The US has not yet confirmed that toxic gases were employed in Syria, as Syrian activists have claimed, but Obama had previously warned that such actions would cross a "red line."
"Has that red line now been crossed?" BBC News asked on Thursday, referring to accusations that Syrian President Bashar al-Assad's government used chemical weapons to kill over 1,100 people in a poison gas attack earlier this week.
Syria is in the midst of a brutal civil war pitting Assad's forces against an armed rebellion in violence believed to have killed over 100,000 people in the past two and a half years.

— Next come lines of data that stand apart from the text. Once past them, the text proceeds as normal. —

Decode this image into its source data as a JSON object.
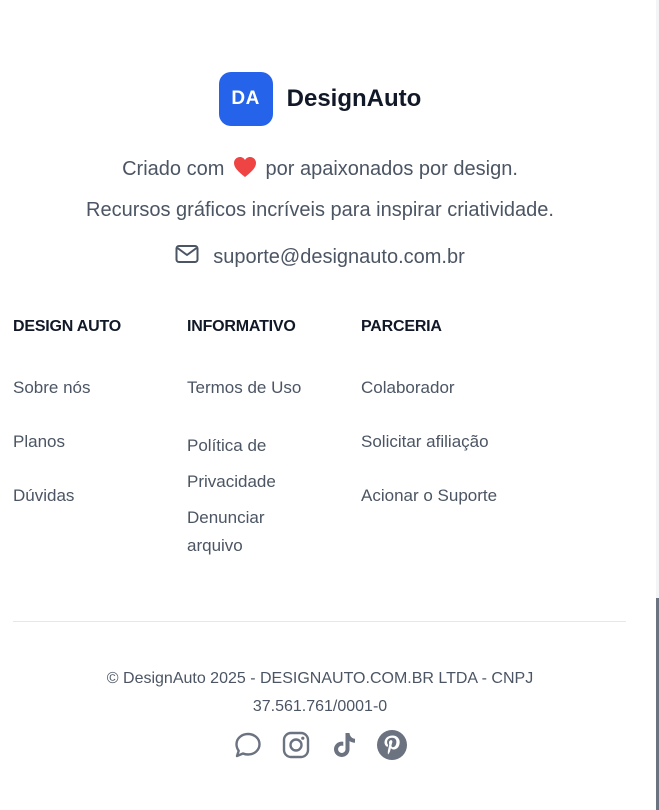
{
  "brand": {
    "badge": "DA",
    "name": "DesignAuto",
    "color": "#2563eb"
  },
  "tagline": {
    "line1_before": "Criado com",
    "line1_after": "por apaixonados por design.",
    "line2": "Recursos gráficos incríveis para inspirar criatividade."
  },
  "contact": {
    "email": "suporte@designauto.com.br"
  },
  "columns": [
    {
      "title": "DESIGN AUTO",
      "links": [
        "Sobre nós",
        "Planos",
        "Dúvidas"
      ]
    },
    {
      "title": "INFORMATIVO",
      "links": [
        "Termos de Uso",
        "Política de Privacidade",
        "Denunciar arquivo"
      ]
    },
    {
      "title": "PARCERIA",
      "links": [
        "Colaborador",
        "Solicitar afiliação",
        "Acionar o Suporte"
      ]
    }
  ],
  "footer": {
    "copyright": "© DesignAuto 2025 - DESIGNAUTO.COM.BR LTDA - CNPJ 37.561.761/0001-0"
  },
  "socials": [
    "chat-icon",
    "instagram-icon",
    "tiktok-icon",
    "pinterest-icon"
  ],
  "colors": {
    "heart": "#ef4444",
    "social_icon": "#6b7280"
  }
}
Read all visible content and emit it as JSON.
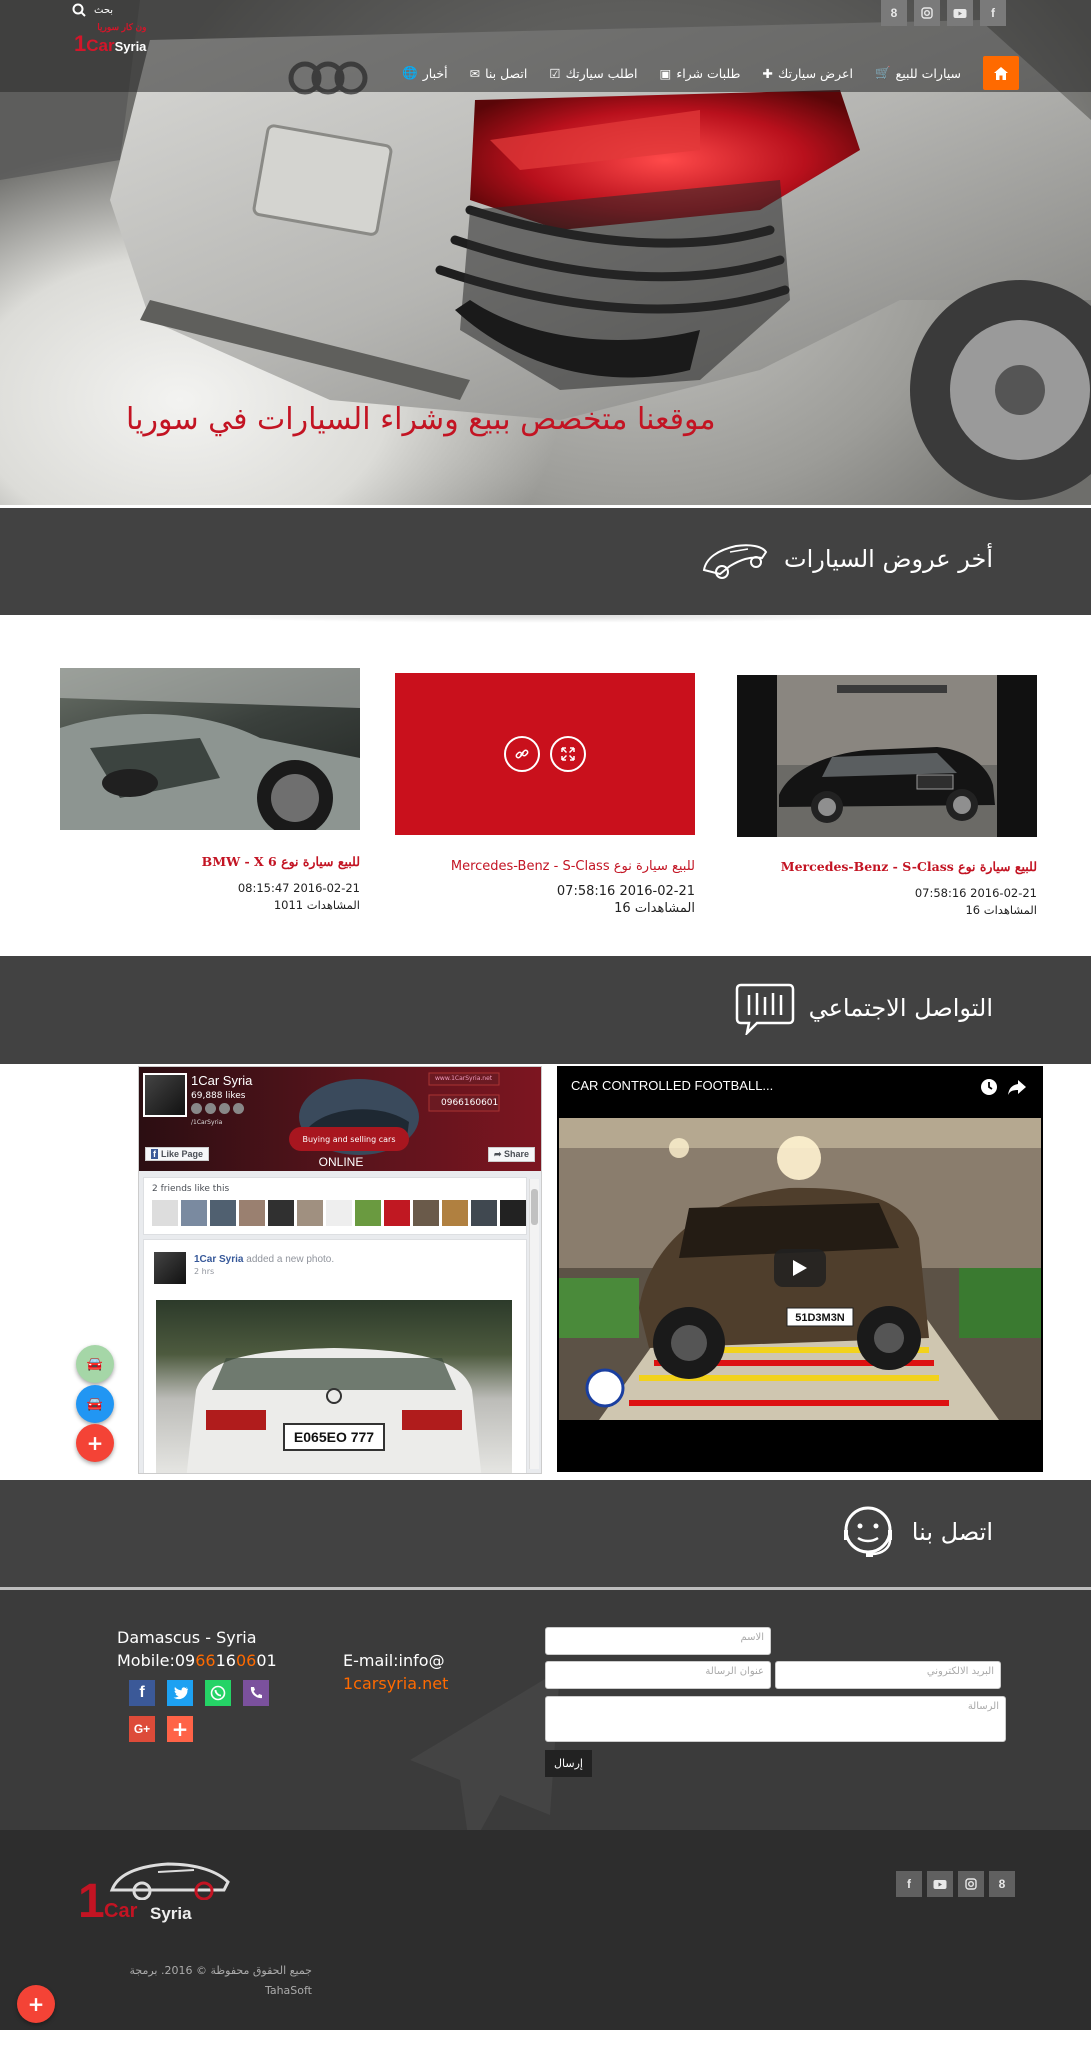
{
  "header": {
    "search_placeholder": "بحث",
    "logo": {
      "one": "1",
      "text_a": "Car",
      "text_b": "Syria",
      "arabic": "ون كار سوريا"
    },
    "social": [
      "8",
      "instagram-icon",
      "youtube-icon",
      "f"
    ],
    "nav": [
      {
        "label": "سيارات للبيع",
        "icon": "cart-icon"
      },
      {
        "label": "اعرض سيارتك",
        "icon": "plus-icon"
      },
      {
        "label": "طلبات شراء",
        "icon": "image-icon"
      },
      {
        "label": "اطلب سيارتك",
        "icon": "check-icon"
      },
      {
        "label": "اتصل بنا",
        "icon": "envelope-icon"
      },
      {
        "label": "أخبار",
        "icon": "globe-icon"
      }
    ],
    "slogan": "موقعنا متخصص ببيع وشراء السيارات في سوريا"
  },
  "offers": {
    "title": "أخر عروض السيارات",
    "cards": [
      {
        "title": "للبيع سيارة نوع BMW - X 6",
        "date": "2016-02-21 08:15:47",
        "views": "المشاهدات 1011"
      },
      {
        "title": "للبيع سيارة نوع Mercedes-Benz - S-Class",
        "date": "2016-02-21 07:58:16",
        "views": "المشاهدات 16"
      },
      {
        "title": "للبيع سيارة نوع Mercedes-Benz - S-Class",
        "date": "2016-02-21 07:58:16",
        "views": "المشاهدات 16"
      }
    ]
  },
  "social_section": {
    "title": "التواصل الاجتماعي",
    "facebook": {
      "page_name": "1Car Syria",
      "likes": "69,888 likes",
      "handle": "/1CarSyria",
      "banner_text": "Buying and selling cars",
      "banner_phone": "0966160601",
      "banner_site": "www.1CarSyria.net",
      "online": "ONLINE",
      "like_button": "Like Page",
      "share_button": "Share",
      "friends_text": "2 friends like this",
      "post_author": "1Car Syria",
      "post_action": "added a new photo.",
      "post_time": "2 hrs",
      "plate": "E065EO 777"
    },
    "youtube": {
      "title": "CAR CONTROLLED FOOTBALL...",
      "plate": "51D3M3N"
    }
  },
  "contact": {
    "title": "اتصل بنا",
    "city": "Damascus - Syria",
    "mobile_label": "Mobile:",
    "mobile_parts": [
      "09",
      "66",
      "16",
      "06",
      "01"
    ],
    "email_label": "E-mail:info@",
    "email_domain": "1carsyria.net",
    "form": {
      "name": "الاسم",
      "subject": "عنوان الرسالة",
      "email": "البريد الالكتروني",
      "message": "الرسالة",
      "submit": "إرسال"
    }
  },
  "footer": {
    "copyright": "جميع الحقوق محفوظة © 2016. برمجة",
    "credit": "TahaSoft",
    "social": [
      "f",
      "youtube-icon",
      "instagram-icon",
      "8"
    ]
  },
  "colors": {
    "accent": "#ff6a00",
    "brand_red": "#c31423",
    "band": "#424242"
  }
}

This is not the first time chemical warfare has been reported in Syria, but Obama said the latest developments could prove "very troublesome" and "require America's attention," according to the Associated Press.
A top US official told The Wall Street Journal on the condition of anonymity on Wednesday that Washington is inclined to believe chemical weapons were indeed used recently in Syria.
"There are strong indications there was a chemical weapons attack — clearly by the government," the official said.
Obama told CNN that the Syrian government is not likely to be forthcoming on the issue, despite prodding by Russia, a close ally of Assad.
Russia has reportedly urged Assad to cooperate with the UN team currently in Syria to investigate previous alleged incidents of chemical weapons use. Foreign Minister Sergei Lavrov spoke with US Secretary of State John Kerry, agreeing that an objective investigation was needed.
However, Obama told CNN's "New Day" anchor Chris Cuomo in an exclusive interview released on Friday, "We don't expect cooperation [from the Syrian government], given their past history."
The US leader said "core national interests" are at play in the Syrian conflict, "both in terms of us making sure that weapons of mass destruction are not proliferating, as well as needing to protect our allies, our bases in the region," according to CNN.